Post-New-Order Indonesia, however, had produced a culturally philistine capitalist ruling class based on nepotism, corruption, cronyism and political repression, a bourgeoisie that had no interest in liberal-democratic ideas. The only social forces that did have an interest in struggling for them and might be convinced to do so were the poor masses of workers and peasants whom Wahid was so afraid to mobilise.
With no social forces as allies to defend him against a ruling class whose fundamental ideas, at least in politics, he challenged, Wahid was forced to rely on trickier and trickier manoeuvres within elite circles. In the 1997 elections, this even led him to act as virtual campaign manager for Suharto’s daughter, Tutut, as he tried some kind of “change from within” manoeuvre.

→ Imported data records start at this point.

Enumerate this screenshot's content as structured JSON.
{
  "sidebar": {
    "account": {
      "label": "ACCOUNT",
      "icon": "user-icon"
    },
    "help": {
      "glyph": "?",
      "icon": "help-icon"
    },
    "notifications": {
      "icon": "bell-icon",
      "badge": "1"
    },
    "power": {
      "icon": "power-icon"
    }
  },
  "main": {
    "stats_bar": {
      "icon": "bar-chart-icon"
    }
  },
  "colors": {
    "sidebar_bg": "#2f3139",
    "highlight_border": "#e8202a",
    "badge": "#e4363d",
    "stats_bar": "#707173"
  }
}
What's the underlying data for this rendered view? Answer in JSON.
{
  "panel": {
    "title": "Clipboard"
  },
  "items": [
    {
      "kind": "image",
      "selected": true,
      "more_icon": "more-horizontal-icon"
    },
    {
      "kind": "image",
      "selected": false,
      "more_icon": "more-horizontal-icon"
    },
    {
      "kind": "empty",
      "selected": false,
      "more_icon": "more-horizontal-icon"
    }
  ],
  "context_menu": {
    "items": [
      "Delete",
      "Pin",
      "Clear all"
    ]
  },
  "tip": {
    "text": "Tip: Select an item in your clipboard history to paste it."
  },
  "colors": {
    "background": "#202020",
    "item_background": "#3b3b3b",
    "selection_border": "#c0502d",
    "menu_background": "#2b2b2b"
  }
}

Unable or unwilling to try seriously to mobilise mass support for his policies, he failed in implementing most of them. There was no referendum in Aceh; in fact military operations in Aceh intensified during his presidency. The Papuan flag stopped flying in West Papua. The ban on Marxism-Leninism was not lifted — and book bannings continue today. His appointments to the army and police were short-lived. There are more Islamic regulations in place now than ever before.

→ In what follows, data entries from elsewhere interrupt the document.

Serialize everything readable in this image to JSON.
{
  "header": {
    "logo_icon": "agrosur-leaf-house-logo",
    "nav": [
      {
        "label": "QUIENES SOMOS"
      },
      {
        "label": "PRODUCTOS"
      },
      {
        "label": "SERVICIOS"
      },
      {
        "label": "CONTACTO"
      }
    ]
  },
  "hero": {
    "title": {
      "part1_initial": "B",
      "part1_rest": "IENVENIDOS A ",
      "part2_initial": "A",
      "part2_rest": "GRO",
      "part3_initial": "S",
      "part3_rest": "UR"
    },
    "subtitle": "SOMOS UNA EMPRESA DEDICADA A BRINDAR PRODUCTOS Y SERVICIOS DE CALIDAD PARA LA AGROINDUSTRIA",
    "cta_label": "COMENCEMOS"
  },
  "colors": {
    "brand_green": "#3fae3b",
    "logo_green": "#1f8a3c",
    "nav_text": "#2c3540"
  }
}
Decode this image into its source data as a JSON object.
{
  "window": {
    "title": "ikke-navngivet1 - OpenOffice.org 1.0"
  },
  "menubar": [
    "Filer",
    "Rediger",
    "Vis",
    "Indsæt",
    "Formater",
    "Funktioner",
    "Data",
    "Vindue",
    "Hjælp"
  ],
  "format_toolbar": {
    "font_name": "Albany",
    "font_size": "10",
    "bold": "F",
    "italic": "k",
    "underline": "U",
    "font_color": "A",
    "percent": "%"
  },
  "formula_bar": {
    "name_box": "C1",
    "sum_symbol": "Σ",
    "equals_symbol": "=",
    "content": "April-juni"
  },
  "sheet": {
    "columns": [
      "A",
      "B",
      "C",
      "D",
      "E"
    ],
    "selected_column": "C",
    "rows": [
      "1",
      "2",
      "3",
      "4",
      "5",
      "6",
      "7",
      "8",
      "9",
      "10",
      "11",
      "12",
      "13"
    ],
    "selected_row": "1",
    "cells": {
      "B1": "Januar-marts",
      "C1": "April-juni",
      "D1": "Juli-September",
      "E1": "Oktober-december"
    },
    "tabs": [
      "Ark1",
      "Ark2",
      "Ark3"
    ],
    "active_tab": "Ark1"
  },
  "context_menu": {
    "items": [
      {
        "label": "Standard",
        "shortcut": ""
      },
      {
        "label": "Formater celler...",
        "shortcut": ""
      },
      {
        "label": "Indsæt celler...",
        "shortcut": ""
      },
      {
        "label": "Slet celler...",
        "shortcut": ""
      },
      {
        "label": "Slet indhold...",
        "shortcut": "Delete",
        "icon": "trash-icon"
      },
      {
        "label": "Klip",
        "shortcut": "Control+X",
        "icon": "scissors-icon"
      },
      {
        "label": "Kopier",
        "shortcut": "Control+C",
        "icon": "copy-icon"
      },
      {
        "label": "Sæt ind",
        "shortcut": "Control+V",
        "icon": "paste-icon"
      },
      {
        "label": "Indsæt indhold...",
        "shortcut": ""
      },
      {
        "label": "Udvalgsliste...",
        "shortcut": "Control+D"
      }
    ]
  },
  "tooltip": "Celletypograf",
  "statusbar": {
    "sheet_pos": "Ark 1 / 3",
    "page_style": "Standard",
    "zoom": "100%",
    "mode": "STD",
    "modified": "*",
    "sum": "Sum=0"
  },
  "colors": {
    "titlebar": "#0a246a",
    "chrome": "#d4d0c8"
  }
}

Despite the unpredictability of his ongoing manoeuvres, Wahid remained consistent in the political values he defended after he was dislodged from the presidency. He accepted an invitation to be keynote speaker at the press launch of the first Indonesian language translation of Karl Marx’s Capital, published by the Hasta Mitra publishing house, run by a former political prisoner, Joesoef Isak. He accepted a keynote speaker invitation when the newspaper of the left-wing People’s Democratic Party was relaunched in 2002. He criticised acts of discrimination against religious minorities, often contradicting directly majority opinion among the Islamic religious elite. He publicly defended the rights of gay men, lesbians and transgender people.

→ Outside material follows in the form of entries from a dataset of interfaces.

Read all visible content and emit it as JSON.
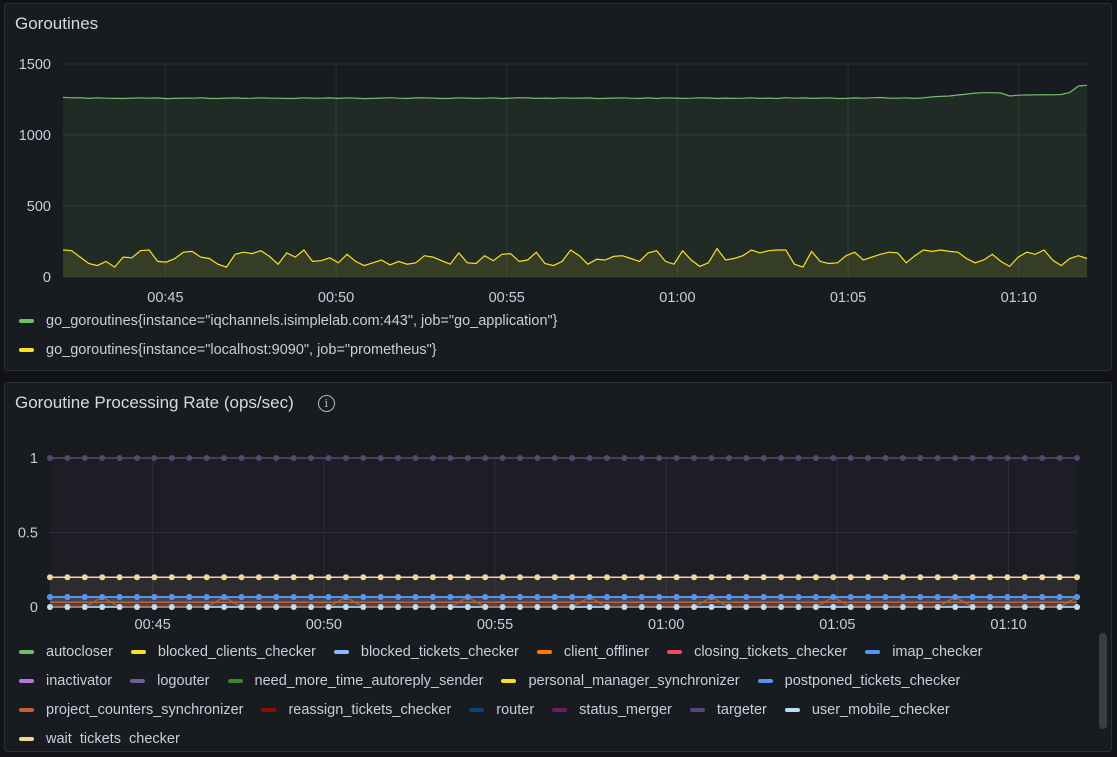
{
  "panels": {
    "goroutines": {
      "title": "Goroutines"
    },
    "rate": {
      "title": "Goroutine Processing Rate (ops/sec)",
      "info_icon": "info-icon"
    }
  },
  "x_tick_labels": [
    "00:45",
    "00:50",
    "00:55",
    "01:00",
    "01:05",
    "01:10"
  ],
  "chart_data": [
    {
      "type": "line",
      "title": "Goroutines",
      "x_range": [
        "00:42",
        "01:12"
      ],
      "x_ticks": [
        "00:45",
        "00:50",
        "00:55",
        "01:00",
        "01:05",
        "01:10"
      ],
      "y_ticks": [
        0,
        500,
        1000,
        1500
      ],
      "ylim": [
        0,
        1500
      ],
      "grid": true,
      "legend": "bottom",
      "series": [
        {
          "name": "go_goroutines{instance=\"iqchannels.isimplelab.com:443\", job=\"go_application\"}",
          "color": "#73bf69",
          "values": [
            1265,
            1262,
            1263,
            1258,
            1262,
            1259,
            1258,
            1257,
            1260,
            1262,
            1259,
            1261,
            1256,
            1258,
            1260,
            1259,
            1262,
            1258,
            1257,
            1260,
            1261,
            1258,
            1259,
            1262,
            1260,
            1259,
            1257,
            1258,
            1262,
            1260,
            1259,
            1261,
            1258,
            1262,
            1259,
            1256,
            1258,
            1260,
            1263,
            1259,
            1258,
            1261,
            1262,
            1260,
            1257,
            1258,
            1262,
            1260,
            1258,
            1259,
            1262,
            1257,
            1259,
            1263,
            1261,
            1258,
            1260,
            1258,
            1262,
            1259,
            1260,
            1261,
            1257,
            1258,
            1260,
            1262,
            1259,
            1258,
            1261,
            1257,
            1262,
            1260,
            1258,
            1259,
            1262,
            1261,
            1257,
            1260,
            1258,
            1259,
            1262,
            1258,
            1260,
            1257,
            1263,
            1259,
            1261,
            1258,
            1260,
            1262,
            1257,
            1258,
            1261,
            1259,
            1262,
            1264,
            1260,
            1259,
            1262,
            1258,
            1262,
            1268,
            1272,
            1275,
            1282,
            1288,
            1295,
            1298,
            1298,
            1296,
            1275,
            1280,
            1282,
            1283,
            1284,
            1283,
            1285,
            1300,
            1345,
            1350
          ]
        },
        {
          "name": "go_goroutines{instance=\"localhost:9090\", job=\"prometheus\"}",
          "color": "#fade2a",
          "values": [
            190,
            185,
            140,
            95,
            80,
            110,
            70,
            140,
            135,
            185,
            190,
            110,
            105,
            130,
            175,
            180,
            140,
            130,
            90,
            70,
            160,
            175,
            165,
            185,
            145,
            90,
            170,
            140,
            190,
            110,
            115,
            135,
            100,
            160,
            110,
            80,
            100,
            120,
            85,
            110,
            90,
            100,
            150,
            140,
            115,
            90,
            170,
            100,
            95,
            150,
            115,
            160,
            165,
            110,
            120,
            175,
            95,
            80,
            110,
            190,
            150,
            90,
            125,
            120,
            145,
            150,
            130,
            110,
            170,
            185,
            110,
            90,
            185,
            120,
            75,
            100,
            200,
            120,
            130,
            150,
            190,
            170,
            185,
            190,
            190,
            90,
            70,
            180,
            110,
            95,
            100,
            150,
            175,
            120,
            140,
            160,
            175,
            170,
            100,
            150,
            190,
            180,
            190,
            180,
            175,
            130,
            100,
            120,
            160,
            110,
            75,
            140,
            175,
            160,
            190,
            120,
            80,
            130,
            150,
            130
          ]
        }
      ]
    },
    {
      "type": "line",
      "title": "Goroutine Processing Rate (ops/sec)",
      "x_range": [
        "00:42",
        "01:12"
      ],
      "x_ticks": [
        "00:45",
        "00:50",
        "00:55",
        "01:00",
        "01:05",
        "01:10"
      ],
      "y_ticks": [
        0,
        0.5,
        1
      ],
      "ylim": [
        0,
        1
      ],
      "grid": true,
      "points": 60,
      "legend": "bottom",
      "series": [
        {
          "name": "autocloser",
          "color": "#73bf69",
          "value": 0.0
        },
        {
          "name": "blocked_clients_checker",
          "color": "#fade2a",
          "value": 0.0
        },
        {
          "name": "blocked_tickets_checker",
          "color": "#8ab8ff",
          "value": 0.067
        },
        {
          "name": "client_offliner",
          "color": "#ff780a",
          "value": 0.0
        },
        {
          "name": "closing_tickets_checker",
          "color": "#f2495c",
          "value": 0.0
        },
        {
          "name": "imap_checker",
          "color": "#5794f2",
          "value": 0.067
        },
        {
          "name": "inactivator",
          "color": "#b877d9",
          "value": 0.0
        },
        {
          "name": "logouter",
          "color": "#705da0",
          "value": 0.0
        },
        {
          "name": "need_more_time_autoreply_sender",
          "color": "#37872d",
          "value": 0.0
        },
        {
          "name": "personal_manager_synchronizer",
          "color": "#fade2a",
          "value": 0.0
        },
        {
          "name": "postponed_tickets_checker",
          "color": "#5794f2",
          "value": 0.067
        },
        {
          "name": "project_counters_synchronizer",
          "color": "#c4622d",
          "value": 0.033
        },
        {
          "name": "reassign_tickets_checker",
          "color": "#890f02",
          "value": 0.0
        },
        {
          "name": "router",
          "color": "#0a437c",
          "value": 0.0
        },
        {
          "name": "status_merger",
          "color": "#6d1f62",
          "value": 0.0
        },
        {
          "name": "targeter",
          "color": "#584477",
          "value": 1.0
        },
        {
          "name": "user_mobile_checker",
          "color": "#badff4",
          "value": 0.0
        },
        {
          "name": "wait_tickets_checker",
          "color": "#f4d598",
          "value": 0.2
        }
      ]
    }
  ]
}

While Wahid failed in turning any of the ideas he espoused into reality, his consistency in advocating liberal-democratic values was a definite contribution to the advance of the pro-democratic movement (just as his reluctance to call for popular mobilisations was a block to the same movement). Without the presence of Wahid and his consistent advocacy of those values, there would have been less political space and more obstacles in the way of the younger activists trying to find a progressive way forward. It is no accident that many youth won to more radical politics have come from a Nahdatul Ulama family background, as Wahid also encouraged a critical outlook among the youth of the organisation he headed for more than two decades.
The contradiction Wahid embodied represents a fundamental contradiction of Indonesian politics today. In a society of 230 million people, where an intellectually philistine bourgeoisie is the creation of a 33-year parasitic, nepotistic dictatorship and where the overwhelming majority are poverty-stricken and deprived of access to even a minimally dignified quality of life, it is impossible to be an effective liberal democrat without going beyond liberal democracy, to a participatory, democracy of the mobilised working people that opens the road to socialism.